Exercise data Block Start

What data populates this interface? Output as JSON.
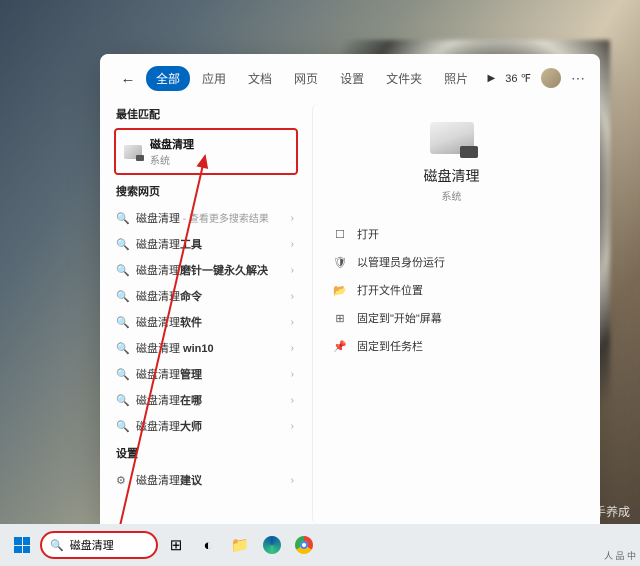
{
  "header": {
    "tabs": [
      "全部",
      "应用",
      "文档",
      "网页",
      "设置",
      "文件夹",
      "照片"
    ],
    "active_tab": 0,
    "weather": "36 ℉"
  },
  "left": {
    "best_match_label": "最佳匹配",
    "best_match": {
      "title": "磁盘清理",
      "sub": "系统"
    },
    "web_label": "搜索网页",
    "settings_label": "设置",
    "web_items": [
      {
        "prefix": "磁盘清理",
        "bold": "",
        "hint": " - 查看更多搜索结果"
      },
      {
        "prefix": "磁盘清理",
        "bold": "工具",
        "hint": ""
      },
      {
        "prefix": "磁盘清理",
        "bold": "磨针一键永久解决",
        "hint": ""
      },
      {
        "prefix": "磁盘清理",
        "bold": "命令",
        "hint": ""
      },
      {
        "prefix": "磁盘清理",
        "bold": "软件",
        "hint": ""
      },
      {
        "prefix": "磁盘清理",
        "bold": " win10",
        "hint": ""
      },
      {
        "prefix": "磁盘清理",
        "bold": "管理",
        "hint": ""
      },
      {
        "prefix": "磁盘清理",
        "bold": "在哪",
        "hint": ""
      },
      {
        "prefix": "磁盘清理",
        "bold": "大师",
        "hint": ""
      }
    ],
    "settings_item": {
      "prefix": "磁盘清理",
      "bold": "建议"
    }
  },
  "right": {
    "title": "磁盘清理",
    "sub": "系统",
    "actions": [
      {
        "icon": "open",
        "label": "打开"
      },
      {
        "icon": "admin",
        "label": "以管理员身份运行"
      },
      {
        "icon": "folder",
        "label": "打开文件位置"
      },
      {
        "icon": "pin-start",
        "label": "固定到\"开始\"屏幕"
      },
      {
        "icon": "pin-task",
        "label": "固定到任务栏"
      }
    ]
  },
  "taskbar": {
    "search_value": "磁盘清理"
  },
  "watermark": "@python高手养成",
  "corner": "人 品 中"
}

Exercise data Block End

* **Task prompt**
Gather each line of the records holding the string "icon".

* **Expected output**
        "icon": "open",
        "icon": "admin",
        "icon": "folder",
        "icon": "pin-start",
        "icon": "pin-task",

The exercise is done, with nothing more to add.